### To do
What follows is a set of records. Repeat them word for word.

### Source material
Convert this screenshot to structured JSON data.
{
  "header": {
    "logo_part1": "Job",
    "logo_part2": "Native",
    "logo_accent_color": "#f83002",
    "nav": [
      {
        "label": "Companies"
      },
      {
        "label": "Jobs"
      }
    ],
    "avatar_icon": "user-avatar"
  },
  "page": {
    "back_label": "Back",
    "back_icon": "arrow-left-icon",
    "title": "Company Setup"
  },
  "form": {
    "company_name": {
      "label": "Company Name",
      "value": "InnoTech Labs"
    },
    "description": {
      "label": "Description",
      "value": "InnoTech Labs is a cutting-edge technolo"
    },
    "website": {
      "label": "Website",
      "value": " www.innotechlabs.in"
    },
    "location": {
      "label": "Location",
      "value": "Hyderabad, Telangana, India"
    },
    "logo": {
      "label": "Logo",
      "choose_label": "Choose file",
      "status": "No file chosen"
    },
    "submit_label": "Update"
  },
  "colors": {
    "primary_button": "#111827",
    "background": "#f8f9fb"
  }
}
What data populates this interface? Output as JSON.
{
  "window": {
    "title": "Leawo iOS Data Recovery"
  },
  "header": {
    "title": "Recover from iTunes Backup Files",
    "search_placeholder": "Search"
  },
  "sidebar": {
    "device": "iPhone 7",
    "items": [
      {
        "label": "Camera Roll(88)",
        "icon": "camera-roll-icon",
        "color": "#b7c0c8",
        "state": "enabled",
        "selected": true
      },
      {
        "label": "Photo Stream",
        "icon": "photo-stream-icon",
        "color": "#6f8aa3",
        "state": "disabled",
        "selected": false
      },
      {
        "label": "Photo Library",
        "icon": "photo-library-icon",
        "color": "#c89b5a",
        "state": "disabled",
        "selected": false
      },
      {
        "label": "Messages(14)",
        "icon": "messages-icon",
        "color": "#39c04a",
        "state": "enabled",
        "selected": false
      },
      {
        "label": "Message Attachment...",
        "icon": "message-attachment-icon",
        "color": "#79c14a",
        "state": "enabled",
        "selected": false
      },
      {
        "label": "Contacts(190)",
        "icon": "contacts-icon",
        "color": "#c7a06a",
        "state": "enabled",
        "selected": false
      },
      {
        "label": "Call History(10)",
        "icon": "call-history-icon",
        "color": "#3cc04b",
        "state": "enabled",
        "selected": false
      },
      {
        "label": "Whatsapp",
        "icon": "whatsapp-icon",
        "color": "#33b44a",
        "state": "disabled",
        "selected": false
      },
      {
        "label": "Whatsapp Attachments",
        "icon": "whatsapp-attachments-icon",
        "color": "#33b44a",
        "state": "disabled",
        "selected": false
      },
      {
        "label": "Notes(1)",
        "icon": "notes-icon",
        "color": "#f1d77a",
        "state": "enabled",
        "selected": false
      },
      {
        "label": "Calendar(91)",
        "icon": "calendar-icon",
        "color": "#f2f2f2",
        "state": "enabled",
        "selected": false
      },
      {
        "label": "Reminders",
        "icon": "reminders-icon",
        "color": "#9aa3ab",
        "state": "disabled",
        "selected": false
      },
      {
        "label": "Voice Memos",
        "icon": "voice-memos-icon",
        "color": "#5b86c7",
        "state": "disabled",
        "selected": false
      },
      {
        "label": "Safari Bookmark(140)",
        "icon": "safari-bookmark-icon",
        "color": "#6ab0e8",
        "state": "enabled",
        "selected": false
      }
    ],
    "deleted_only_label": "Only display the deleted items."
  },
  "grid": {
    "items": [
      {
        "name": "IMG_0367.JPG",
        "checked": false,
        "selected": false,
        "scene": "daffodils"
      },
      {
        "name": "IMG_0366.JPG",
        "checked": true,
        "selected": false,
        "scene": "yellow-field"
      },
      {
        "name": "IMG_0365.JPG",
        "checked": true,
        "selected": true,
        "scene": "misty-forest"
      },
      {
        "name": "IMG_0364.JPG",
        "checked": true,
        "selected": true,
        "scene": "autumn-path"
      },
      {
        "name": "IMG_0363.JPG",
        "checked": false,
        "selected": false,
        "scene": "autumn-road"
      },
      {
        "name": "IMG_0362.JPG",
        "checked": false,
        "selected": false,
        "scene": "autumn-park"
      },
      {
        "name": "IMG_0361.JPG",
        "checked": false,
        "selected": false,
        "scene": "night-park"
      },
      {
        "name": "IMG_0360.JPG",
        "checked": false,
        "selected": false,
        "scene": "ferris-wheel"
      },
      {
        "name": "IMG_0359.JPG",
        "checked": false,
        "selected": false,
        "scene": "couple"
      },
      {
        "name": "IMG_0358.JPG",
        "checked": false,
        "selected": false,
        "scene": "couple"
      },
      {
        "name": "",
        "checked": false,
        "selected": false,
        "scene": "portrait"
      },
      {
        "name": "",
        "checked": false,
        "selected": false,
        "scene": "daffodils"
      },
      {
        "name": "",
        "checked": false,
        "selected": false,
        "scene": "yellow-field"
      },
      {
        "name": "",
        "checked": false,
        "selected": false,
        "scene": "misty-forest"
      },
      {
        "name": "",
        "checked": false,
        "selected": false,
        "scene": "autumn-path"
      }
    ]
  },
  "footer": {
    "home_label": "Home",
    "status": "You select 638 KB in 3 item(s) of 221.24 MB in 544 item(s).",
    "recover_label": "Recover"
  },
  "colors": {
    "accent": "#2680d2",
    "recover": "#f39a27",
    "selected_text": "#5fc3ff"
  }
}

### Solution to the problem
Convert this screenshot to structured JSON data.
{
  "header": {
    "logo_part1": "Job",
    "logo_part2": "Native",
    "logo_accent_color": "#f83002",
    "nav": [
      {
        "label": "Companies"
      },
      {
        "label": "Jobs"
      }
    ],
    "avatar_icon": "user-avatar"
  },
  "page": {
    "back_label": "Back",
    "back_icon": "arrow-left-icon",
    "title": "Company Setup"
  },
  "form": {
    "company_name": {
      "label": "Company Name",
      "value": "InnoTech Labs"
    },
    "description": {
      "label": "Description",
      "value": "InnoTech Labs is a cutting-edge technolo"
    },
    "website": {
      "label": "Website",
      "value": " www.innotechlabs.in"
    },
    "location": {
      "label": "Location",
      "value": "Hyderabad, Telangana, India"
    },
    "logo": {
      "label": "Logo",
      "choose_label": "Choose file",
      "status": "No file chosen"
    },
    "submit_label": "Update"
  },
  "colors": {
    "primary_button": "#111827",
    "background": "#f8f9fb"
  }
}
What data populates this interface? Output as JSON.
{
  "window": {
    "title": "Leawo iOS Data Recovery"
  },
  "header": {
    "title": "Recover from iTunes Backup Files",
    "search_placeholder": "Search"
  },
  "sidebar": {
    "device": "iPhone 7",
    "items": [
      {
        "label": "Camera Roll(88)",
        "icon": "camera-roll-icon",
        "color": "#b7c0c8",
        "state": "enabled",
        "selected": true
      },
      {
        "label": "Photo Stream",
        "icon": "photo-stream-icon",
        "color": "#6f8aa3",
        "state": "disabled",
        "selected": false
      },
      {
        "label": "Photo Library",
        "icon": "photo-library-icon",
        "color": "#c89b5a",
        "state": "disabled",
        "selected": false
      },
      {
        "label": "Messages(14)",
        "icon": "messages-icon",
        "color": "#39c04a",
        "state": "enabled",
        "selected": false
      },
      {
        "label": "Message Attachment...",
        "icon": "message-attachment-icon",
        "color": "#79c14a",
        "state": "enabled",
        "selected": false
      },
      {
        "label": "Contacts(190)",
        "icon": "contacts-icon",
        "color": "#c7a06a",
        "state": "enabled",
        "selected": false
      },
      {
        "label": "Call History(10)",
        "icon": "call-history-icon",
        "color": "#3cc04b",
        "state": "enabled",
        "selected": false
      },
      {
        "label": "Whatsapp",
        "icon": "whatsapp-icon",
        "color": "#33b44a",
        "state": "disabled",
        "selected": false
      },
      {
        "label": "Whatsapp Attachments",
        "icon": "whatsapp-attachments-icon",
        "color": "#33b44a",
        "state": "disabled",
        "selected": false
      },
      {
        "label": "Notes(1)",
        "icon": "notes-icon",
        "color": "#f1d77a",
        "state": "enabled",
        "selected": false
      },
      {
        "label": "Calendar(91)",
        "icon": "calendar-icon",
        "color": "#f2f2f2",
        "state": "enabled",
        "selected": false
      },
      {
        "label": "Reminders",
        "icon": "reminders-icon",
        "color": "#9aa3ab",
        "state": "disabled",
        "selected": false
      },
      {
        "label": "Voice Memos",
        "icon": "voice-memos-icon",
        "color": "#5b86c7",
        "state": "disabled",
        "selected": false
      },
      {
        "label": "Safari Bookmark(140)",
        "icon": "safari-bookmark-icon",
        "color": "#6ab0e8",
        "state": "enabled",
        "selected": false
      }
    ],
    "deleted_only_label": "Only display the deleted items."
  },
  "grid": {
    "items": [
      {
        "name": "IMG_0367.JPG",
        "checked": false,
        "selected": false,
        "scene": "daffodils"
      },
      {
        "name": "IMG_0366.JPG",
        "checked": true,
        "selected": false,
        "scene": "yellow-field"
      },
      {
        "name": "IMG_0365.JPG",
        "checked": true,
        "selected": true,
        "scene": "misty-forest"
      },
      {
        "name": "IMG_0364.JPG",
        "checked": true,
        "selected": true,
        "scene": "autumn-path"
      },
      {
        "name": "IMG_0363.JPG",
        "checked": false,
        "selected": false,
        "scene": "autumn-road"
      },
      {
        "name": "IMG_0362.JPG",
        "checked": false,
        "selected": false,
        "scene": "autumn-park"
      },
      {
        "name": "IMG_0361.JPG",
        "checked": false,
        "selected": false,
        "scene": "night-park"
      },
      {
        "name": "IMG_0360.JPG",
        "checked": false,
        "selected": false,
        "scene": "ferris-wheel"
      },
      {
        "name": "IMG_0359.JPG",
        "checked": false,
        "selected": false,
        "scene": "couple"
      },
      {
        "name": "IMG_0358.JPG",
        "checked": false,
        "selected": false,
        "scene": "couple"
      },
      {
        "name": "",
        "checked": false,
        "selected": false,
        "scene": "portrait"
      },
      {
        "name": "",
        "checked": false,
        "selected": false,
        "scene": "daffodils"
      },
      {
        "name": "",
        "checked": false,
        "selected": false,
        "scene": "yellow-field"
      },
      {
        "name": "",
        "checked": false,
        "selected": false,
        "scene": "misty-forest"
      },
      {
        "name": "",
        "checked": false,
        "selected": false,
        "scene": "autumn-path"
      }
    ]
  },
  "footer": {
    "home_label": "Home",
    "status": "You select 638 KB in 3 item(s) of 221.24 MB in 544 item(s).",
    "recover_label": "Recover"
  },
  "colors": {
    "accent": "#2680d2",
    "recover": "#f39a27",
    "selected_text": "#5fc3ff"
  }
}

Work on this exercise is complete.